**Try it:** Determine how many lines in the entries below hold "example". Respond with that number only.

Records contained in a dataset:
......
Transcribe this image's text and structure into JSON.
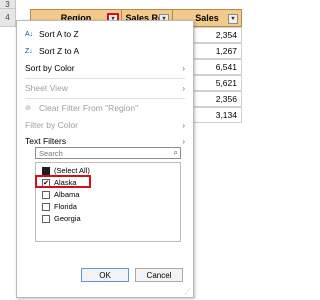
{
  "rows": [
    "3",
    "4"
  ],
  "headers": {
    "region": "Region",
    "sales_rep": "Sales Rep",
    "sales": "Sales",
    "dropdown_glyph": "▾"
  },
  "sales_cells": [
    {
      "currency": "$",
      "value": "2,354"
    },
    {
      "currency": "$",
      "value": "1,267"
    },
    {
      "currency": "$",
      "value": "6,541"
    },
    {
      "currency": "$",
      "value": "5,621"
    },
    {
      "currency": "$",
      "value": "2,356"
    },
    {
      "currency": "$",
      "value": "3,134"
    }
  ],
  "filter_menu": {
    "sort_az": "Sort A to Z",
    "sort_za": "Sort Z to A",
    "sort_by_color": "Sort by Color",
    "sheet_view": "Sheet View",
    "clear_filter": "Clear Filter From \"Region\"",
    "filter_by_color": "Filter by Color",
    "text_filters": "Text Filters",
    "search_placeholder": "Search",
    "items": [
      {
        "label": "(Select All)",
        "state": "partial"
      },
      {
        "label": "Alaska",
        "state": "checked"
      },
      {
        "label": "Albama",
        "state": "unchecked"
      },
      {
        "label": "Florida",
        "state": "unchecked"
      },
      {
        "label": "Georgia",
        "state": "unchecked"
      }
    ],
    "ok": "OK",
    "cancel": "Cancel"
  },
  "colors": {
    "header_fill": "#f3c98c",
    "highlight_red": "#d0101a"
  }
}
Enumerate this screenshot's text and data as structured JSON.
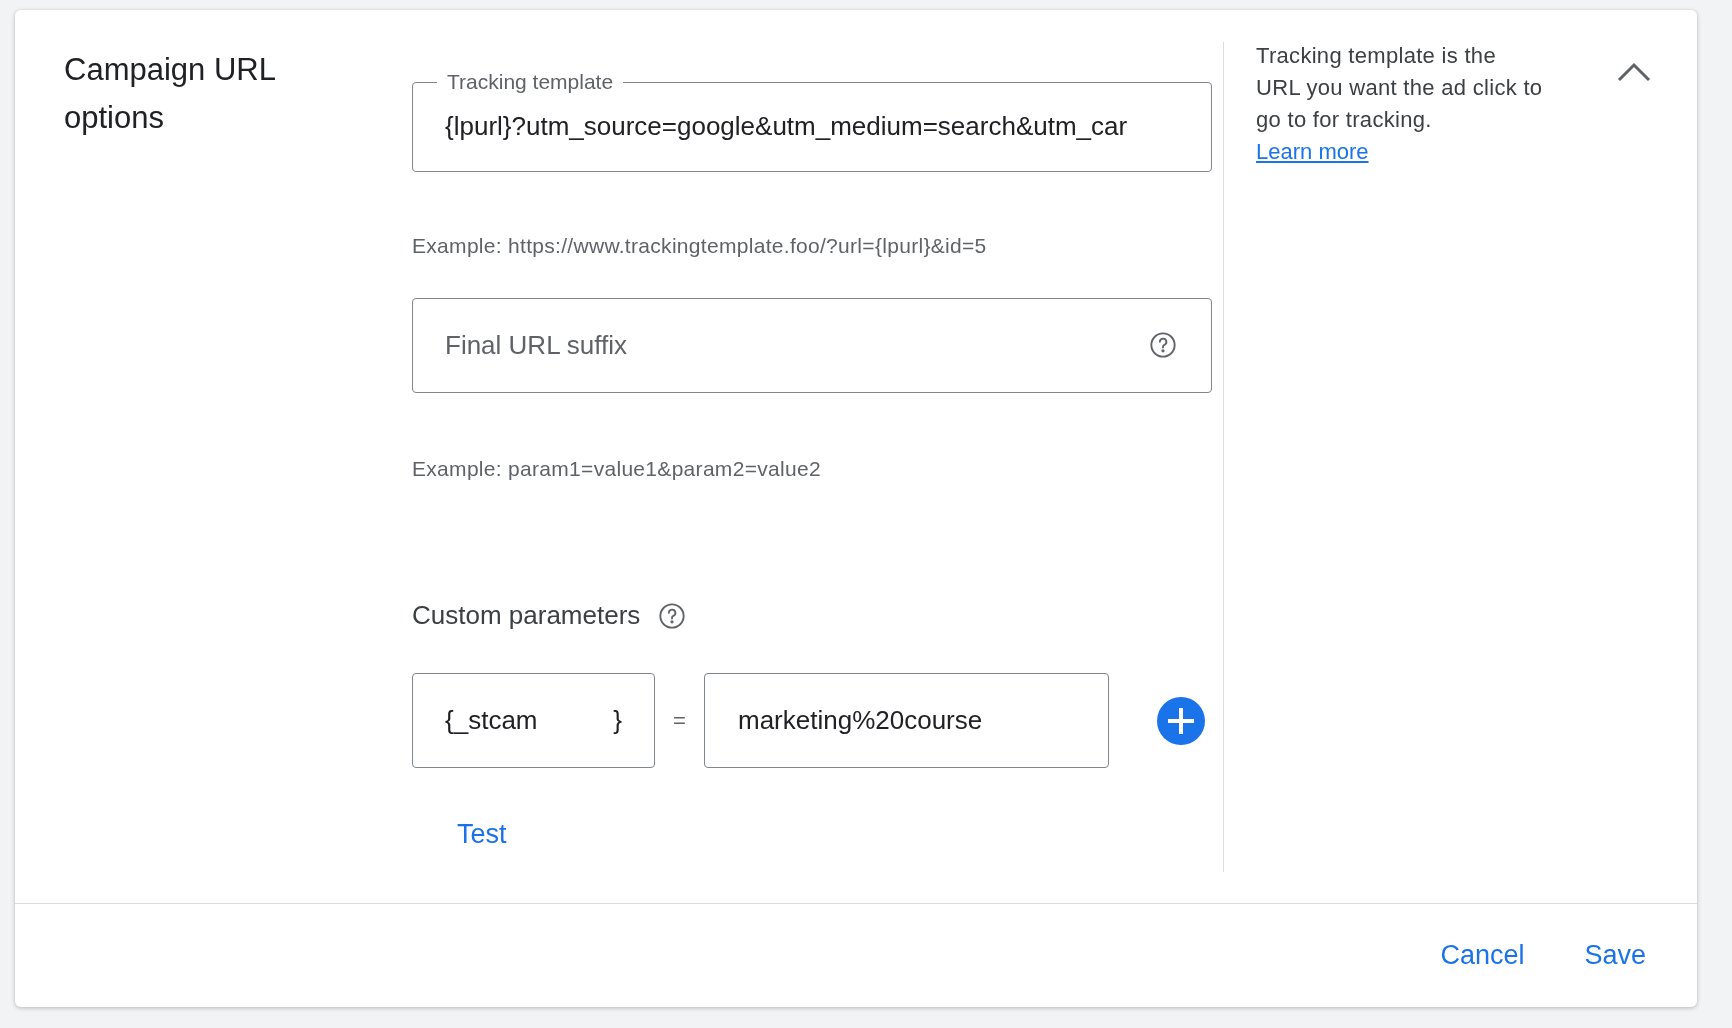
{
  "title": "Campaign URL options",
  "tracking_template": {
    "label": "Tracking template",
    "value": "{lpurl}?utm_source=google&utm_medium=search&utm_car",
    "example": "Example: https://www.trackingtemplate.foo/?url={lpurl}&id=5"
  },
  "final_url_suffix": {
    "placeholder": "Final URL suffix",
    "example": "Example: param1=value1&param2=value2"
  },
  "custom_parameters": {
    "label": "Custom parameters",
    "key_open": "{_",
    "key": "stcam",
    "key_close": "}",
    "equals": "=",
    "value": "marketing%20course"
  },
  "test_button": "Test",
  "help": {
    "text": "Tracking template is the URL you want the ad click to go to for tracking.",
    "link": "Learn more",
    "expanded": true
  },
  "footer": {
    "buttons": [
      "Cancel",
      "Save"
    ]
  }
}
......
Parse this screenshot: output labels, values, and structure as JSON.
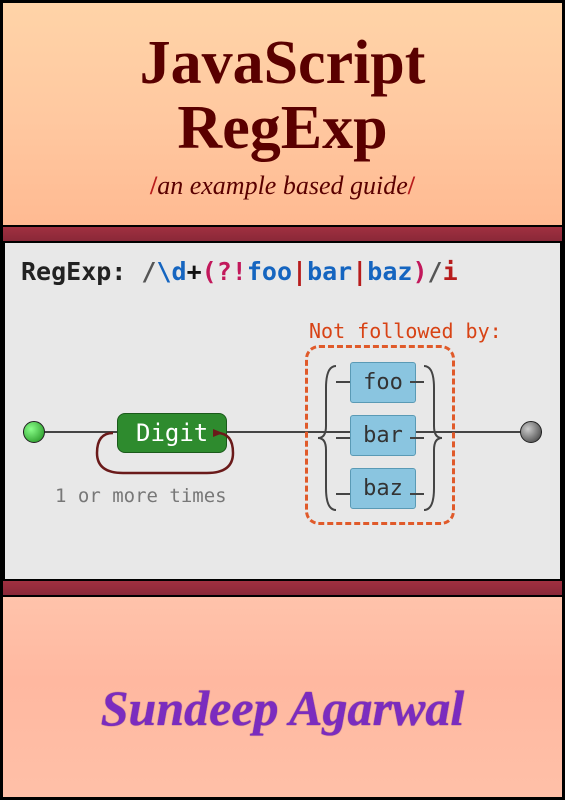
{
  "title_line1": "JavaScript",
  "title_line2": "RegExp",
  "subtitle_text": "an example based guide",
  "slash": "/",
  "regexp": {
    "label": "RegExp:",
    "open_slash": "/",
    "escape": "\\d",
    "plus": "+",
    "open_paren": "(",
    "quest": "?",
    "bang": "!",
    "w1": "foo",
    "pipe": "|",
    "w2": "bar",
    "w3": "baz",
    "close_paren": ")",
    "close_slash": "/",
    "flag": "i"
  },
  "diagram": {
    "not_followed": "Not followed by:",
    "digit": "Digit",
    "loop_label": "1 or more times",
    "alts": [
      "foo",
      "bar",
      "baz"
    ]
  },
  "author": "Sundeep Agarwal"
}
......
**Exercise output:** 3